┌─ Exercise materials
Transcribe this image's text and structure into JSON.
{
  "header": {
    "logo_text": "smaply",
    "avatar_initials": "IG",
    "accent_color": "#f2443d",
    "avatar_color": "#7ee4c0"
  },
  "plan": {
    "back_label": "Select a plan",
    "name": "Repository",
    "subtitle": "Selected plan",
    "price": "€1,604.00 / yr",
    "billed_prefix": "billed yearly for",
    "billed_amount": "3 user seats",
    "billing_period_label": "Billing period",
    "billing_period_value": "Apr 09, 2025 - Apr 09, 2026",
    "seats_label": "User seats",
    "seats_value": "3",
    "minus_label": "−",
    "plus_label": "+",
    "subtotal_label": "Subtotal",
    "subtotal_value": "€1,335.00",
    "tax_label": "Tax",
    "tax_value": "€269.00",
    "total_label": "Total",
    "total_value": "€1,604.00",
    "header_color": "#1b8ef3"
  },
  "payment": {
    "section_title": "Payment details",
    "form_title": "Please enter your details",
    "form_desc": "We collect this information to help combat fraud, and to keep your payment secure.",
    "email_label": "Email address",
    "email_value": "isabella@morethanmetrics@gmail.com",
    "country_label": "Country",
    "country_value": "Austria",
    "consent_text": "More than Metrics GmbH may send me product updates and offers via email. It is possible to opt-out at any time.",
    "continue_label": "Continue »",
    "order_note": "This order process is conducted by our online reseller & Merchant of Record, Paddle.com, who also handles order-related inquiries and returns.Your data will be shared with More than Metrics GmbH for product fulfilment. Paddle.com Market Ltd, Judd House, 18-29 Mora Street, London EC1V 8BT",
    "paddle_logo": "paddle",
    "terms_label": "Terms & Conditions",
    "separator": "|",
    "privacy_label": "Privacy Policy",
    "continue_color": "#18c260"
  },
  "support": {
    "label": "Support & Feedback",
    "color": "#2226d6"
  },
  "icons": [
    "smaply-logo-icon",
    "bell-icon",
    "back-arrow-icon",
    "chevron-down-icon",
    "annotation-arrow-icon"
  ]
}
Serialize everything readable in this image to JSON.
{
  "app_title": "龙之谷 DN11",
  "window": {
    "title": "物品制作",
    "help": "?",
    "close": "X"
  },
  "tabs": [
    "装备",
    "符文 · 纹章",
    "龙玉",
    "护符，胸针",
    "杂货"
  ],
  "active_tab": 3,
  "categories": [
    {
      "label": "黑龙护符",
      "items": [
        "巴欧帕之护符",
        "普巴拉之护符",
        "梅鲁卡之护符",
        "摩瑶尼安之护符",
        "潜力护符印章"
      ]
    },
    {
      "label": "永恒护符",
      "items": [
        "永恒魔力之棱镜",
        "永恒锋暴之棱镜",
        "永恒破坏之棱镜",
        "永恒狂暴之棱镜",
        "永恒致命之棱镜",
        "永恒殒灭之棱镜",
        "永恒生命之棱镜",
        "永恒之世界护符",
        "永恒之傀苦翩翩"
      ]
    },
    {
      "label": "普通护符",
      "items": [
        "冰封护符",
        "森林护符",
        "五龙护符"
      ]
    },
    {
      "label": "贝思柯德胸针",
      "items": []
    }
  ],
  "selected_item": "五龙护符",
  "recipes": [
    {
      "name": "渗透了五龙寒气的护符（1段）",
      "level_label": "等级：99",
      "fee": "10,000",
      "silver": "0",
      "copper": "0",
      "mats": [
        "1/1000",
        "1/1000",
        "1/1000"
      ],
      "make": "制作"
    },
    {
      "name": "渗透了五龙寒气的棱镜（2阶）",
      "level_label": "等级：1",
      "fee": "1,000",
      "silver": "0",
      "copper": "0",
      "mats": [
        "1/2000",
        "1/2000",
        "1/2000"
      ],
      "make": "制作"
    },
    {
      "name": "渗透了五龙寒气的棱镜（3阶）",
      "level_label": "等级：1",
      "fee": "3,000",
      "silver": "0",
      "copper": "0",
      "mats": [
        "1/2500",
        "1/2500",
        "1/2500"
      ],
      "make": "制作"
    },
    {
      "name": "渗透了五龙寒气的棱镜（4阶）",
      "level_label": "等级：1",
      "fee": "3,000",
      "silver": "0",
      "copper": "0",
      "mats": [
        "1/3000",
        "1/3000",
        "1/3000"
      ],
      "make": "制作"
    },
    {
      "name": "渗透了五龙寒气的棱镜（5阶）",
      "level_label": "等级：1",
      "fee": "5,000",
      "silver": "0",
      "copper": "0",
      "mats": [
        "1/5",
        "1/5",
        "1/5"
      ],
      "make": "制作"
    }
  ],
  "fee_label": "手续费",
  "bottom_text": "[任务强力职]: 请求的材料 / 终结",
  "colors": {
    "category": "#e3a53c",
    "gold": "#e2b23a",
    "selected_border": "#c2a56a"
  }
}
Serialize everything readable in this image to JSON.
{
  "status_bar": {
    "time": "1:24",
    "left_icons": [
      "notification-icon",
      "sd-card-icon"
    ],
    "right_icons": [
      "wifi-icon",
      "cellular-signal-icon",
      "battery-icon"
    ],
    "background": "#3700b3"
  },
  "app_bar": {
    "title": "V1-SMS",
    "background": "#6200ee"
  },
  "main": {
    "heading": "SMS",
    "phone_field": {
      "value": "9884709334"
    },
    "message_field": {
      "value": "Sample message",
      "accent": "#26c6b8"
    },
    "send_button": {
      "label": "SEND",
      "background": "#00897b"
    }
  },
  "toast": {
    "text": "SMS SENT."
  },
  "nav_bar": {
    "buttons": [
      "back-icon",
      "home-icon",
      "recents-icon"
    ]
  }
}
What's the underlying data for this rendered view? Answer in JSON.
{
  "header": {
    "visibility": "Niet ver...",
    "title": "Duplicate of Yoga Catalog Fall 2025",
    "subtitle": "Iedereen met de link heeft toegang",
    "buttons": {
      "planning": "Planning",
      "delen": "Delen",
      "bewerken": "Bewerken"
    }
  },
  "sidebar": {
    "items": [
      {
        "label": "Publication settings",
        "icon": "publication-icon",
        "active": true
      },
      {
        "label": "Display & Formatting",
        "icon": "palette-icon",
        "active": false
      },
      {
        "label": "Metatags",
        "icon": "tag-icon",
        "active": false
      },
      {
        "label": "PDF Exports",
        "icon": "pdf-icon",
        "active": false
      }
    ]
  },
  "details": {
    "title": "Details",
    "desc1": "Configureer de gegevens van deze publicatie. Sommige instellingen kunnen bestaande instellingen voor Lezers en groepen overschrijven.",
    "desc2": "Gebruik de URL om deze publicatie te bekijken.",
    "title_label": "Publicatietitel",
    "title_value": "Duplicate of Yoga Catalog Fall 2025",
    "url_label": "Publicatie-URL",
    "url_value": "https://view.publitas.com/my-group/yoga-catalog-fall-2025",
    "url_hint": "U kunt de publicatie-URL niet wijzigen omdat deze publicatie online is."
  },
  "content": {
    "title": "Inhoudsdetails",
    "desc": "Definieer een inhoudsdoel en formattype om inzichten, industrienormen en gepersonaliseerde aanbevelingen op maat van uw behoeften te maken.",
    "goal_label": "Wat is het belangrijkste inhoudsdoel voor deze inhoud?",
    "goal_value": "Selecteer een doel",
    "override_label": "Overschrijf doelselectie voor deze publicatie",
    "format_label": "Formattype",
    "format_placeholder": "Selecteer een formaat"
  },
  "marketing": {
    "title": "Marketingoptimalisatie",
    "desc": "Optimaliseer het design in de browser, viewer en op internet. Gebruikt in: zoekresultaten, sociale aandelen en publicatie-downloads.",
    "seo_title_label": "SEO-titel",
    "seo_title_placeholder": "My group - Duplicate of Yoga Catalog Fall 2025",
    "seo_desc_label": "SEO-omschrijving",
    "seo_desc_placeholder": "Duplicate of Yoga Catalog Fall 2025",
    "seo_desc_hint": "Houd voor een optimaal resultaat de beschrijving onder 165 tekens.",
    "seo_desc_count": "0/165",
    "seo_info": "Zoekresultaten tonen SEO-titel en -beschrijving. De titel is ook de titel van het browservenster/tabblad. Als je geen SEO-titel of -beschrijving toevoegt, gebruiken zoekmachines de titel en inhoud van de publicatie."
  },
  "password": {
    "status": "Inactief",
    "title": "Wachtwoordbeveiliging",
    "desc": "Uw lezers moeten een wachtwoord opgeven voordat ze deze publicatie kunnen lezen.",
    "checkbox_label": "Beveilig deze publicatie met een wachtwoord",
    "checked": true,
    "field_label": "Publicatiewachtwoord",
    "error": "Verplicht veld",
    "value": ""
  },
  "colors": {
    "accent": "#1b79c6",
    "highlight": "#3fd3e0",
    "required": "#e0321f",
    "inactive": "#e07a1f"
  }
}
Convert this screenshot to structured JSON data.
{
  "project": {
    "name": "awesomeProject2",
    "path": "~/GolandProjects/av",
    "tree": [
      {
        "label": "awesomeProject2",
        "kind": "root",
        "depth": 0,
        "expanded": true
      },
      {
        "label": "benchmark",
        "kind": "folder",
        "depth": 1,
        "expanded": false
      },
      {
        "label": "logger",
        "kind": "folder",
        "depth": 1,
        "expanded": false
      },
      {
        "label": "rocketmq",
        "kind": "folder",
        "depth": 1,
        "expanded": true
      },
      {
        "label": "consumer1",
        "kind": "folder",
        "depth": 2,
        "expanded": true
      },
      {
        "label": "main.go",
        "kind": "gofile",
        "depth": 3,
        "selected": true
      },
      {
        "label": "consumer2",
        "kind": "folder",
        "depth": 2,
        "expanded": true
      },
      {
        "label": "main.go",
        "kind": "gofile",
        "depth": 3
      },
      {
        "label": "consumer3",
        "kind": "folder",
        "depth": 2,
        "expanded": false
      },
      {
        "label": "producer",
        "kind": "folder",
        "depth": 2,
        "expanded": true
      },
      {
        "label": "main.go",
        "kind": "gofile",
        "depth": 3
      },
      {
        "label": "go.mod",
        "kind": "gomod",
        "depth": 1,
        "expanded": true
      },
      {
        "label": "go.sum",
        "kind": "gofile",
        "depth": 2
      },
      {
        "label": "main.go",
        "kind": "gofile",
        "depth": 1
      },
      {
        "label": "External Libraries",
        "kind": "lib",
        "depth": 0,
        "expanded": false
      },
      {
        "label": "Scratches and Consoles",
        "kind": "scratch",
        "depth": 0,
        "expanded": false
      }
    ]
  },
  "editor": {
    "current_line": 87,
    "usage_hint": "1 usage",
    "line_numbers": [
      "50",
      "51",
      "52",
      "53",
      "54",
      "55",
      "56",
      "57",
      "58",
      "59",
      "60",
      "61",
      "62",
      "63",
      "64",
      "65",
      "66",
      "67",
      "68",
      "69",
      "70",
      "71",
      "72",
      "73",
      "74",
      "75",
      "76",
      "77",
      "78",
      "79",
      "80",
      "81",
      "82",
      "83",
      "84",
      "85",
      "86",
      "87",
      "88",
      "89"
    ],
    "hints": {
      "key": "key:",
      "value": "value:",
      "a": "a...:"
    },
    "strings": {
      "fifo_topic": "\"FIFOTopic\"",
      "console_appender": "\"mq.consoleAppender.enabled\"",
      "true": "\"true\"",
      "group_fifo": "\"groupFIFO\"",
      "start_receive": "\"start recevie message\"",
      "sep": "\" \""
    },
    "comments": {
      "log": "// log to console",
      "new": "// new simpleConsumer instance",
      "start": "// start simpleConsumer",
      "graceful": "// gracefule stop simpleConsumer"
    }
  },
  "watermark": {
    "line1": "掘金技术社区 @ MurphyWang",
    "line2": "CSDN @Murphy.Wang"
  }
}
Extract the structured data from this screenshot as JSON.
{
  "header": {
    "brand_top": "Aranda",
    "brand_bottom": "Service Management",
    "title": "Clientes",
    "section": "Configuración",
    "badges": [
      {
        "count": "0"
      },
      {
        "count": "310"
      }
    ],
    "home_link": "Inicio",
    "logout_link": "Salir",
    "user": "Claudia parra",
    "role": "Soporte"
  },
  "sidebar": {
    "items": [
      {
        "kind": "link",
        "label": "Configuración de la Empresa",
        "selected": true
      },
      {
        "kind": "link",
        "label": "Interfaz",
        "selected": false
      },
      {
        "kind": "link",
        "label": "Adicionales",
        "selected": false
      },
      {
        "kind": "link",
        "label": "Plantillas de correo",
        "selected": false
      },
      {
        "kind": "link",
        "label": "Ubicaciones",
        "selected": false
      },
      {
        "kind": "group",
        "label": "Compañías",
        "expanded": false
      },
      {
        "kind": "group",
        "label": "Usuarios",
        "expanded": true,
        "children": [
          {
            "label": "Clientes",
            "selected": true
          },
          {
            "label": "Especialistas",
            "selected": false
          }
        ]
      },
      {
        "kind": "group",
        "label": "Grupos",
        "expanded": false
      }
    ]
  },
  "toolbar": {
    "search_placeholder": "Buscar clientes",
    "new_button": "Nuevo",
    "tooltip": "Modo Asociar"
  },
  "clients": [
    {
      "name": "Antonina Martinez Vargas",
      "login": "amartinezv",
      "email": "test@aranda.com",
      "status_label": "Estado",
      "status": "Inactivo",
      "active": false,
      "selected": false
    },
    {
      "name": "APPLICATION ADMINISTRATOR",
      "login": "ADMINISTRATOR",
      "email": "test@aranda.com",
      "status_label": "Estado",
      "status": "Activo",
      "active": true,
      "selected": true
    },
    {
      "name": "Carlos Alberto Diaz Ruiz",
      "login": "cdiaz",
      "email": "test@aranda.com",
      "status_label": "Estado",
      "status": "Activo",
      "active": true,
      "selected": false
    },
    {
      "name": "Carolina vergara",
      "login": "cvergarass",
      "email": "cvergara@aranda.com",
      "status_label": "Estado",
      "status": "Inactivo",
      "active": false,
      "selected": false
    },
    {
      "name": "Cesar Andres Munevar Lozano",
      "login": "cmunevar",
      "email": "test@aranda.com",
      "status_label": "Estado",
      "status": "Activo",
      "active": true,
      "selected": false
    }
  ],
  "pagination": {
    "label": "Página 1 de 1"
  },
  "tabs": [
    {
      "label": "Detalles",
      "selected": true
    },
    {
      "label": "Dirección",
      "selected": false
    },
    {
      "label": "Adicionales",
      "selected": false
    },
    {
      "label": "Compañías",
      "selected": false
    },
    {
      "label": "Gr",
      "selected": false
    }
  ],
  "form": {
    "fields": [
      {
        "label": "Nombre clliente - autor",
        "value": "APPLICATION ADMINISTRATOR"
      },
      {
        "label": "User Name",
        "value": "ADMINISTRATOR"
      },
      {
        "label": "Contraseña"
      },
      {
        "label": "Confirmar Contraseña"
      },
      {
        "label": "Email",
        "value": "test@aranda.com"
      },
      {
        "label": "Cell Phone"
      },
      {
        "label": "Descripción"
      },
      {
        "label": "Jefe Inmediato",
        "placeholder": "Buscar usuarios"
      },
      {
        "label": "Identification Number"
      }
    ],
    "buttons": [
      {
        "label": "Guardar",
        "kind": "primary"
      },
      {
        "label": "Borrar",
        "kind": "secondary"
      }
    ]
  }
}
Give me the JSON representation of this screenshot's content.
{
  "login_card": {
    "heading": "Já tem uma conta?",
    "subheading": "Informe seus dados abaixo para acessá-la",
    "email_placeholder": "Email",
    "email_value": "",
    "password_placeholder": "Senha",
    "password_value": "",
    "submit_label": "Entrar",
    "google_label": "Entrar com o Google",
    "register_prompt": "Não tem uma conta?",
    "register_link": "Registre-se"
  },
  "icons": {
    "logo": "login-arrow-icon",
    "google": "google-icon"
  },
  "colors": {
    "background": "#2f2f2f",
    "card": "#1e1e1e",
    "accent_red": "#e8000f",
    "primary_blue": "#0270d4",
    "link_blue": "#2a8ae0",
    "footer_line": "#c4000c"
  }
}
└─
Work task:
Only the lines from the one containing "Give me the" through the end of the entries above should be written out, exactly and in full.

Problem solution:
Give me the JSON representation of this screenshot's content.
{
  "login_card": {
    "heading": "Já tem uma conta?",
    "subheading": "Informe seus dados abaixo para acessá-la",
    "email_placeholder": "Email",
    "email_value": "",
    "password_placeholder": "Senha",
    "password_value": "",
    "submit_label": "Entrar",
    "google_label": "Entrar com o Google",
    "register_prompt": "Não tem uma conta?",
    "register_link": "Registre-se"
  },
  "icons": {
    "logo": "login-arrow-icon",
    "google": "google-icon"
  },
  "colors": {
    "background": "#2f2f2f",
    "card": "#1e1e1e",
    "accent_red": "#e8000f",
    "primary_blue": "#0270d4",
    "link_blue": "#2a8ae0",
    "footer_line": "#c4000c"
  }
}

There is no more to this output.